I didn’t know an awful lot about Angkor Wat, or Cambodia for that matter. There were vague recollections of US involvement here during the Vietnam War and I only glanced at the headlines and occasional photographs over the years: of King Sihanouk, Lon Nol, Pol Pot and the Khmer Rouge. I turned an ignorant eye away from such a faraway and foreign place when I was young when the War was raging on. In my 30s I became interested in Eastern philosophies, searching for a different direction. I learned a little about Hinduism, Buddhism and the other main religions of Asia. And mention was made of the ancient Khmer Empire and of Angkor Wat and I filed it away.
I thought that Angkor was just one big Buddhist temple of importance to the Cambodian people. I didn’t realize that it was a sprawling civilization that had housed over a million people at its peak, that Angkor Wat was just one temple among dozens built over several hundreds of years, honoring first Hindu gods, then later Buddha. Khmer art, architecture and engineering feats spanned more than six centuries. Wars came and went as did the power and influence of the Khmer and other civilizations in the region. The Angkor-Khmer Empire reached its zenith in the 11th and 12th centuries, its realm extending into Vietnam, Laos and Thailand. It came to an end in the 15th century when the Ayutthaya Empire of Thailand obtained regional dominance. Angkor was abandoned by the many and left to the elements.
Now visiting Angkor Wat I was beginning to get a clearer picture of the enormity of the Khmer Empire and its significance. (Do not confuse the Khmer Empire with the latter day Khmer Rouge.) Although most of the picture wouldn’t become all that clear until I left Cambodia and was able to sift through the brochures and Googled information at leisure.
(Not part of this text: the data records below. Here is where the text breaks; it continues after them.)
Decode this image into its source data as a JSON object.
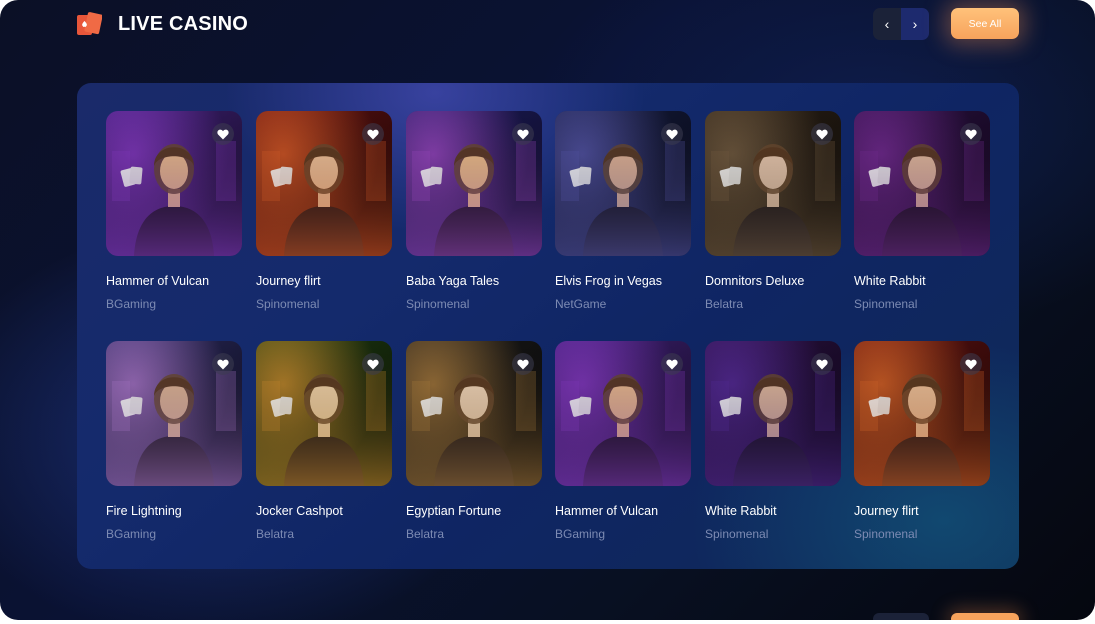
{
  "header": {
    "title": "LIVE CASINO",
    "logo_icon": "playing-cards-icon",
    "prev_icon": "chevron-left-icon",
    "next_icon": "chevron-right-icon",
    "prev_symbol": "‹",
    "next_symbol": "›",
    "see_all_label": "See All"
  },
  "games": [
    {
      "title": "Hammer of Vulcan",
      "provider": "BGaming"
    },
    {
      "title": "Journey flirt",
      "provider": "Spinomenal"
    },
    {
      "title": "Baba Yaga Tales",
      "provider": "Spinomenal"
    },
    {
      "title": "Elvis Frog in Vegas",
      "provider": "NetGame"
    },
    {
      "title": "Domnitors Deluxe",
      "provider": "Belatra"
    },
    {
      "title": "White Rabbit",
      "provider": "Spinomenal"
    },
    {
      "title": "Fire Lightning",
      "provider": "BGaming"
    },
    {
      "title": "Jocker Cashpot",
      "provider": "Belatra"
    },
    {
      "title": "Egyptian Fortune",
      "provider": "Belatra"
    },
    {
      "title": "Hammer of Vulcan",
      "provider": "BGaming"
    },
    {
      "title": "White Rabbit",
      "provider": "Spinomenal"
    },
    {
      "title": "Journey flirt",
      "provider": "Spinomenal"
    }
  ],
  "colors": {
    "accent": "#f7a35c",
    "nav_next_bg": "#1d2a6e",
    "provider_text": "#7d8bb3",
    "thumb_themes": [
      [
        "#3a1d6e",
        "#8a3cc8",
        "#f0c090",
        "#1a0f2e"
      ],
      [
        "#5a1010",
        "#e0602a",
        "#f2c7a0",
        "#200606"
      ],
      [
        "#1b1a55",
        "#a04ac8",
        "#f3c48a",
        "#0e0c2a"
      ],
      [
        "#141a3a",
        "#5a5ab0",
        "#e8b898",
        "#080a18"
      ],
      [
        "#2a2016",
        "#7a6246",
        "#f0cfb6",
        "#0f0b08"
      ],
      [
        "#2a1040",
        "#7a2e9a",
        "#e8c0a0",
        "#0e0618"
      ],
      [
        "#2b2a5a",
        "#b07ad0",
        "#e2b896",
        "#0c0c20"
      ],
      [
        "#1e3a10",
        "#d09030",
        "#f6d8b0",
        "#0a1406"
      ],
      [
        "#1a1a1a",
        "#b08040",
        "#f8dcc0",
        "#080808"
      ],
      [
        "#3a1d6e",
        "#8a3cc8",
        "#f0c090",
        "#1a0f2e"
      ],
      [
        "#2a1040",
        "#5a2ea0",
        "#e8c0a0",
        "#0e0618"
      ],
      [
        "#5a1010",
        "#e06a2a",
        "#f2c7a0",
        "#200606"
      ]
    ]
  }
}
While visiting the ruins it was all rushed and confused: taking in this temple, that ruin, waiting patiently for people to move out of the frame of that perfect picture, being pushed past the plaques and signs that told which king and which religion we were honoring. Things weren’t presented chronologically or concisely. The names of the temples were confusing too: Banteay Kdei, Banteay Prei, Banteay Srey. The day tours were long and hot and tiring and the tuk-tuk drivers led us to all the hotspots according to a menu of prices, letting us figure out what was what on our own.
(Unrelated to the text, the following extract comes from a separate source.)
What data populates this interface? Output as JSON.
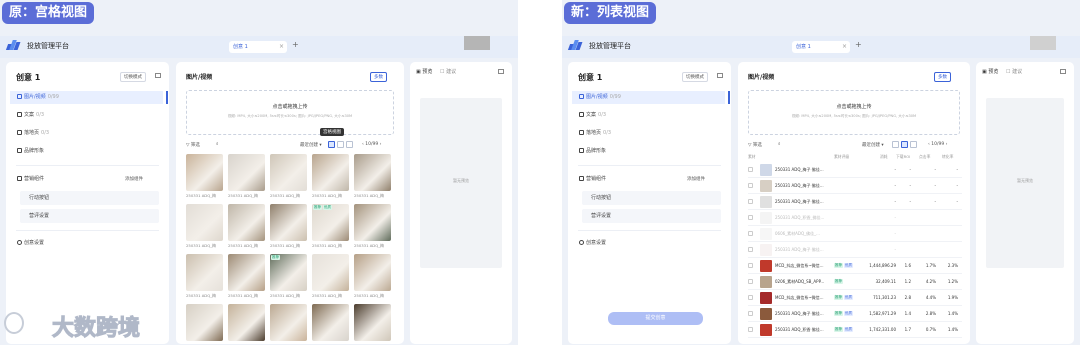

Tuk-tuks were easy to come by and we hired Sam for 2 days to drive us around: to the ancient sites and to the more recent Cambodian War Museum with its displays of tanks, artillery, land mines and genocide. He drove along a couple of tree-lined boulevards in Siem Reap—one named for Charles de Gaulle—on our way to and fro and that’s when it hit me. Siem Reap had boulevards, wide, shaded streets with columns of big old trees at both curbs. That and the slow pedaling bicyclists precipitated a feeling of old Europe and its expansionism, another period of history. It was the colonial influence. Thailand didn’t have these old tree-lined boulevards as far as I had seen, it had never been colonized by a Western power. Cambodia had been. It had been a French Protectorate, part of French Indochina, for almost a century until gaining independence in 1953. French influence wasn’t great in Cambodia, particularly in this northwestern enclave; Vietnam was the prize back then. Admittedly I haven’t seen much of Thailand and my visit to Cambodia was only for a weekend, but the trees and their placement along the wide streets unwittingly put a short period of Cambodian history into perspective. While the French didn’t “discover” or even re-discover Angkor Wat, what they did do was show the world–the Western world–the beauty and magnificence of the temples and the ancient civilization. They planted the seeds of discovery. And they planted some trees.